Confused about how the new law affects you? You're not alone. An employment law scholar explains the ins and outs.
A workplace scholar addresses some common questions workers may have about taking time off due to COVID-19.
The coroner said he 'reasonably suspected' Dreamworld owner Ardent Leisure had committed an offence under Queensland workplace laws, which could lead to a fine up to A$3 million.
Employers obligations are set out clearly. What's important is what they "know or reasonably ought to know".
An employment law expert explains why you shouldn't use an age-related insult at work to demean an older colleague – an issue even the Supreme Court is now talking about.
A landmark ruling that ordered the Seven Network pay a reality TV star compensation could have far-reaching implications for other productions and workplaces.

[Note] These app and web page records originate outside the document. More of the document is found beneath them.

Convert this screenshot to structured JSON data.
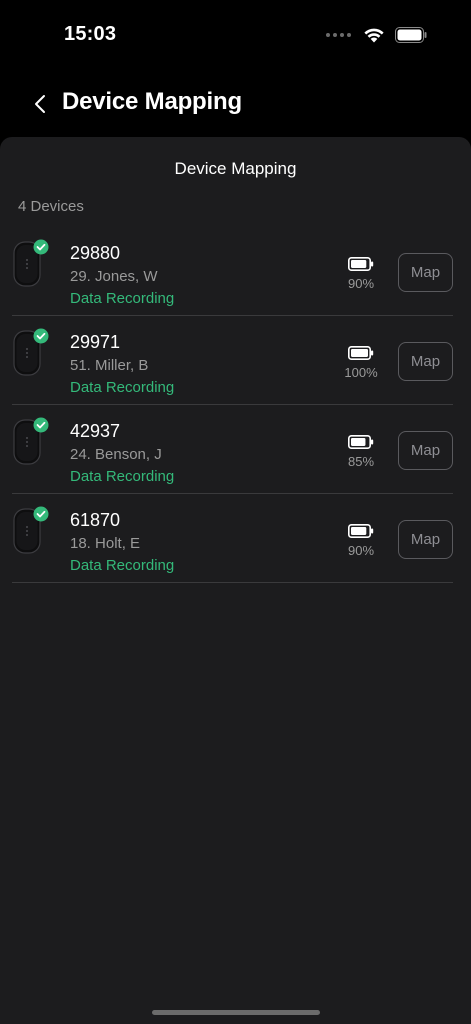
{
  "status_bar": {
    "time": "15:03"
  },
  "nav": {
    "title": "Device Mapping"
  },
  "sheet": {
    "title": "Device Mapping",
    "device_count": "4 Devices",
    "devices": [
      {
        "id": "29880",
        "player": "29. Jones, W",
        "status": "Data Recording",
        "battery": "90%",
        "battery_level": 0.9,
        "map_label": "Map"
      },
      {
        "id": "29971",
        "player": "51. Miller, B",
        "status": "Data Recording",
        "battery": "100%",
        "battery_level": 1.0,
        "map_label": "Map"
      },
      {
        "id": "42937",
        "player": "24. Benson, J",
        "status": "Data Recording",
        "battery": "85%",
        "battery_level": 0.85,
        "map_label": "Map"
      },
      {
        "id": "61870",
        "player": "18. Holt, E",
        "status": "Data Recording",
        "battery": "90%",
        "battery_level": 0.9,
        "map_label": "Map"
      }
    ]
  },
  "colors": {
    "background": "#000000",
    "sheet": "#1c1c1e",
    "status_green": "#34b97a",
    "secondary_text": "#9a9a9a"
  },
  "icons": {
    "back": "chevron-left-icon",
    "wifi": "wifi-icon",
    "battery": "battery-icon",
    "device": "device-tracker-icon",
    "check": "check-badge-icon"
  }
}
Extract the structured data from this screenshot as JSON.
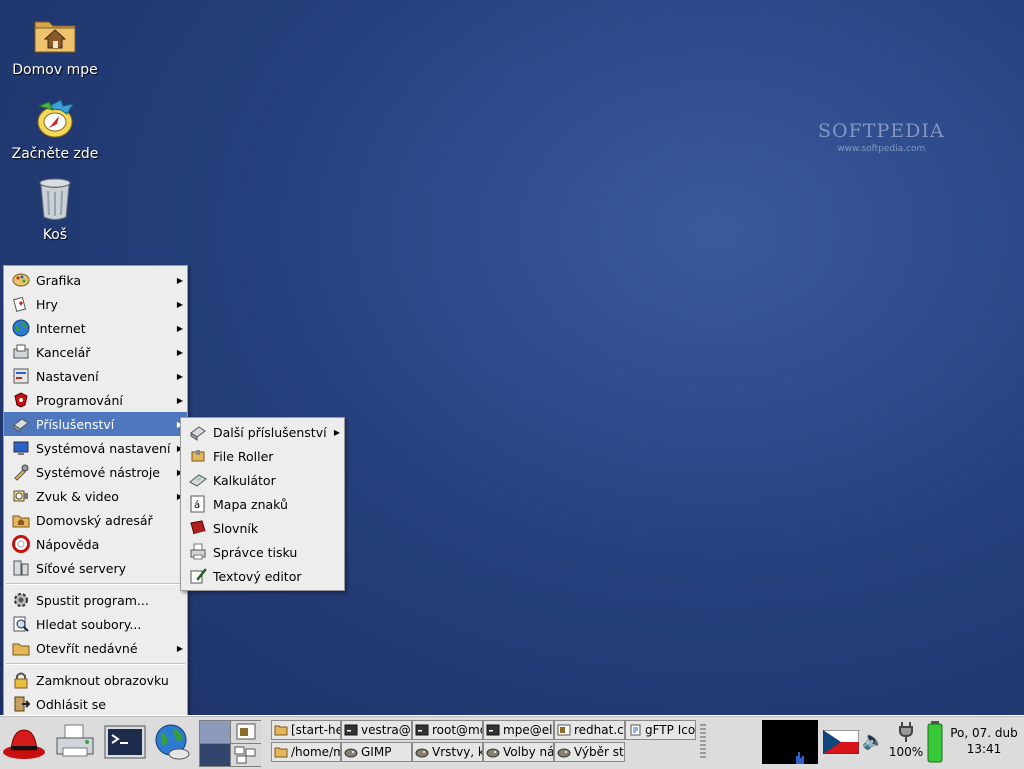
{
  "desktop": {
    "icons": [
      {
        "label": "Domov mpe",
        "icon": "home-folder-icon"
      },
      {
        "label": "Začněte zde",
        "icon": "start-here-icon"
      },
      {
        "label": "Koš",
        "icon": "trash-icon"
      }
    ],
    "watermark": {
      "brand": "SOFTPEDIA",
      "url": "www.softpedia.com"
    }
  },
  "main_menu": {
    "items": [
      {
        "label": "Grafika",
        "icon": "graphics-icon",
        "submenu": true
      },
      {
        "label": "Hry",
        "icon": "games-icon",
        "submenu": true
      },
      {
        "label": "Internet",
        "icon": "internet-globe-icon",
        "submenu": true
      },
      {
        "label": "Kancelář",
        "icon": "office-icon",
        "submenu": true
      },
      {
        "label": "Nastavení",
        "icon": "preferences-icon",
        "submenu": true
      },
      {
        "label": "Programování",
        "icon": "programming-icon",
        "submenu": true
      },
      {
        "label": "Příslušenství",
        "icon": "accessories-icon",
        "submenu": true,
        "active": true
      },
      {
        "label": "Systémová nastavení",
        "icon": "system-settings-icon",
        "submenu": true
      },
      {
        "label": "Systémové nástroje",
        "icon": "system-tools-icon",
        "submenu": true
      },
      {
        "label": "Zvuk & video",
        "icon": "sound-video-icon",
        "submenu": true
      },
      {
        "label": "Domovský adresář",
        "icon": "home-folder-icon",
        "submenu": false
      },
      {
        "label": "Nápověda",
        "icon": "help-icon",
        "submenu": false
      },
      {
        "label": "Síťové servery",
        "icon": "network-servers-icon",
        "submenu": false
      }
    ],
    "actions": [
      {
        "label": "Spustit program...",
        "icon": "run-program-icon",
        "submenu": false
      },
      {
        "label": "Hledat soubory...",
        "icon": "search-files-icon",
        "submenu": false
      },
      {
        "label": "Otevřít nedávné",
        "icon": "recent-folder-icon",
        "submenu": true
      }
    ],
    "session": [
      {
        "label": "Zamknout obrazovku",
        "icon": "lock-icon"
      },
      {
        "label": "Odhlásit se",
        "icon": "logout-icon"
      }
    ]
  },
  "accessories_menu": {
    "items": [
      {
        "label": "Další příslušenství",
        "icon": "more-accessories-icon",
        "submenu": true
      },
      {
        "label": "File Roller",
        "icon": "file-roller-icon",
        "submenu": false
      },
      {
        "label": "Kalkulátor",
        "icon": "calculator-icon",
        "submenu": false
      },
      {
        "label": "Mapa znaků",
        "icon": "character-map-icon",
        "submenu": false
      },
      {
        "label": "Slovník",
        "icon": "dictionary-icon",
        "submenu": false
      },
      {
        "label": "Správce tisku",
        "icon": "print-manager-icon",
        "submenu": false
      },
      {
        "label": "Textový editor",
        "icon": "text-editor-icon",
        "submenu": false
      }
    ]
  },
  "panel": {
    "launchers": [
      {
        "name": "redhat-menu-icon"
      },
      {
        "name": "printer-icon"
      },
      {
        "name": "terminal-icon"
      },
      {
        "name": "web-browser-icon"
      }
    ],
    "tasks_row1": [
      {
        "label": "[start-he",
        "icon": "folder-icon"
      },
      {
        "label": "vestra@",
        "icon": "terminal-icon"
      },
      {
        "label": "root@mo",
        "icon": "terminal-icon"
      },
      {
        "label": "mpe@el",
        "icon": "terminal-icon"
      },
      {
        "label": "redhat.co",
        "icon": "image-icon"
      },
      {
        "label": "gFTP Ico",
        "icon": "document-icon"
      }
    ],
    "tasks_row2": [
      {
        "label": "/home/m",
        "icon": "folder-icon"
      },
      {
        "label": "GIMP",
        "icon": "gimp-icon"
      },
      {
        "label": "Vrstvy, k",
        "icon": "gimp-icon"
      },
      {
        "label": "Volby ná",
        "icon": "gimp-icon"
      },
      {
        "label": "Výběr st",
        "icon": "gimp-icon"
      }
    ],
    "battery_percent": "100%",
    "clock_date": "Po, 07. dub",
    "clock_time": "13:41"
  },
  "colors": {
    "menu_highlight": "#4f77bd",
    "desktop_bg": "#26407d",
    "panel_bg": "#dcdcdc"
  }
}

There's no First Amendment in the workplace, which leaves worker activists at the whim of their employers.
Two-thirds of surveyed workers work from home one day a week on average, but could do at least half their work out of the workplace. If they commuted less often, congestion could be greatly reduced.

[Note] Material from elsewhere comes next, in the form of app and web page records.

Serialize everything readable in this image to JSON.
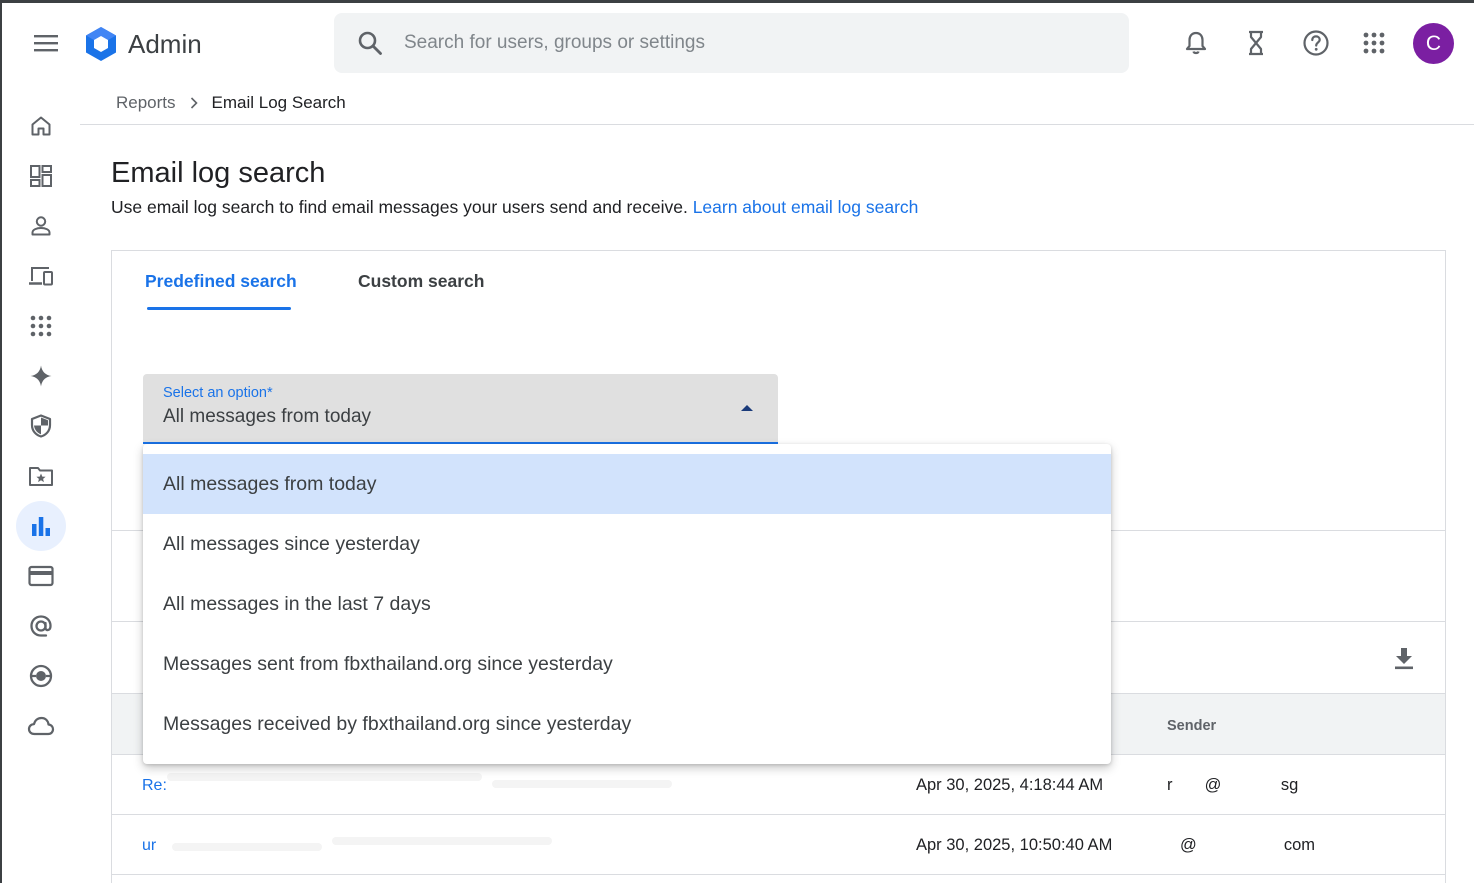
{
  "topbar": {
    "app_name": "Admin",
    "search_placeholder": "Search for users, groups or settings",
    "avatar_letter": "C",
    "avatar_color": "#7b1fa2"
  },
  "sidebar": {
    "items": [
      {
        "name": "home-icon",
        "active": false
      },
      {
        "name": "dashboard-icon",
        "active": false
      },
      {
        "name": "users-icon",
        "active": false
      },
      {
        "name": "devices-icon",
        "active": false
      },
      {
        "name": "apps-icon",
        "active": false
      },
      {
        "name": "sparkle-icon",
        "active": false
      },
      {
        "name": "security-shield-icon",
        "active": false
      },
      {
        "name": "folder-star-icon",
        "active": false
      },
      {
        "name": "reports-bar-chart-icon",
        "active": true
      },
      {
        "name": "billing-card-icon",
        "active": false
      },
      {
        "name": "at-sign-icon",
        "active": false
      },
      {
        "name": "directory-icon",
        "active": false
      },
      {
        "name": "cloud-icon",
        "active": false
      }
    ]
  },
  "breadcrumb": {
    "parent": "Reports",
    "current": "Email Log Search"
  },
  "page": {
    "title": "Email log search",
    "description": "Use email log search to find email messages your users send and receive.",
    "learn_link": "Learn about email log search"
  },
  "tabs": {
    "predefined": "Predefined search",
    "custom": "Custom search"
  },
  "select": {
    "label": "Select an option*",
    "value": "All messages from today",
    "options": [
      "All messages from today",
      "All messages since yesterday",
      "All messages in the last 7 days",
      "Messages sent from fbxthailand.org since yesterday",
      "Messages received by fbxthailand.org since yesterday"
    ]
  },
  "table": {
    "sender_header": "Sender",
    "rows": [
      {
        "subject": "Re:",
        "date": "Apr 30, 2025, 4:18:44 AM",
        "sender": "r       @             sg"
      },
      {
        "subject": "ur",
        "date": "Apr 30, 2025, 10:50:40 AM",
        "sender": "@                   com"
      }
    ]
  },
  "colors": {
    "accent": "#1a73e8",
    "selected_option_bg": "#d2e3fc"
  }
}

Biometric data is forever. Any employer seeking to collect it has big obligations to meet. And employees have the right to object.
In most states, employers aren't required to accommodate the unique needs of pregnant women except in limited circumstances.

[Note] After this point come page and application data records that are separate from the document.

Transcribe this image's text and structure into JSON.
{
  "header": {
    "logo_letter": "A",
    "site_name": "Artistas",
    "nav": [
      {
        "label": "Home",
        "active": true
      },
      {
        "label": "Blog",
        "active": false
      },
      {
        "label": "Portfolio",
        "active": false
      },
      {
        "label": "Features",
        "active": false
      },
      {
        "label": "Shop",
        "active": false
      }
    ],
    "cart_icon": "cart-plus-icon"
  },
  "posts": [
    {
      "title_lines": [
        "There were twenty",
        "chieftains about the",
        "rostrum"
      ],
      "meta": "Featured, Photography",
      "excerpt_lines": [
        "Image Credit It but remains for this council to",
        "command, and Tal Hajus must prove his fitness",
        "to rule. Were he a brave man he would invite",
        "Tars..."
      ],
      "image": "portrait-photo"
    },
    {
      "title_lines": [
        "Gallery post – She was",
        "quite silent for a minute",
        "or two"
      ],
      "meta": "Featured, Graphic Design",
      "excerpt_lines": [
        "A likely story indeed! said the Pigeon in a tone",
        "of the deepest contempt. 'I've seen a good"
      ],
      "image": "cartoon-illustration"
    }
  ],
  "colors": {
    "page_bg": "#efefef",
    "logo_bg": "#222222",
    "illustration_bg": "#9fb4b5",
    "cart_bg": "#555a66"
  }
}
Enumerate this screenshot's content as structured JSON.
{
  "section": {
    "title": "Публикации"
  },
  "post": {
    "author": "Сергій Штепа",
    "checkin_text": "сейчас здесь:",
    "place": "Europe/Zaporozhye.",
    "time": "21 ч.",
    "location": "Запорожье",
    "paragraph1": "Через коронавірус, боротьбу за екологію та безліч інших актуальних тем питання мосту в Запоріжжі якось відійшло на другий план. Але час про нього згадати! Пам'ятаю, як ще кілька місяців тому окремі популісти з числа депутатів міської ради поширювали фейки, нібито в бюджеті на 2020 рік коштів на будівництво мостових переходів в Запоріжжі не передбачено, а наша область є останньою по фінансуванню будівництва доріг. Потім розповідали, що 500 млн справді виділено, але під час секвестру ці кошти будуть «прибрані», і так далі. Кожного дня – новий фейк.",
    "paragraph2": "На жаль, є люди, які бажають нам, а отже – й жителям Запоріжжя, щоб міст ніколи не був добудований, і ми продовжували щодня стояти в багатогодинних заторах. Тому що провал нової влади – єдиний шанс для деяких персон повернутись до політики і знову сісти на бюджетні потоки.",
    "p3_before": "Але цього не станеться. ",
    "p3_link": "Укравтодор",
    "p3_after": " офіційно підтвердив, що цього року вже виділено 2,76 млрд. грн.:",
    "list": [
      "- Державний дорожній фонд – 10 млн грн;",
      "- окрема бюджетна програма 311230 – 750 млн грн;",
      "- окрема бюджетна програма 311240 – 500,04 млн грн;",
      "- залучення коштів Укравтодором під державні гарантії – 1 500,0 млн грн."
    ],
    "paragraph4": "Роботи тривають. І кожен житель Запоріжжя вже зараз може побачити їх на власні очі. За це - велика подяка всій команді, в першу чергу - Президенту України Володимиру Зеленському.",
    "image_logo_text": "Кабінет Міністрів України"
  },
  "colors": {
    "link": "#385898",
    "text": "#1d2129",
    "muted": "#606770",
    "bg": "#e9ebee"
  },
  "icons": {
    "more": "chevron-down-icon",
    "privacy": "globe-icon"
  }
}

Workers are increasingly not keeping their employers' secrets secret, as evidenced by the mass whistleblower event that is the #MeToo movement.
Three-quarters of teenagers in our survey experienced exploitation, bullying, harassment or some other form of abuse in their first job.
As an employer, how will the Québec government's duty to reasonably accommodate the needs of its employees conflict with its plan to ban religious symbols among some civil servants?
Ontario's Conservative government, despite its "for the people" slogan, is repealing basic protections for the province's most vulnerable workers.
#MeToo drew attention to sexual harassment in the workplace. But we are still overlooking other forms of discrimination and the insidious impact of sexual harassment on women's identities.
The way victimisation cases are interpreted by the courts often leaves employees defenceless and gives employers excessive managerial powers.
Banning relationships is likely to be ineffective and may result in disengagement, secrecy and resentment by employees of the encroachment of employment policies into genuinely private matters.
Secret payments in exchange for silence regarding work-related sexual abuse are usually tax-deductible. How about changing that?
What can be done to prevent employers from rejecting individuals based on concern about future illnesses? Currently, nothing.
Videos and other material from the '80s and '90s remind us that harassment isn't about sex so much as discrimination, inequality and power.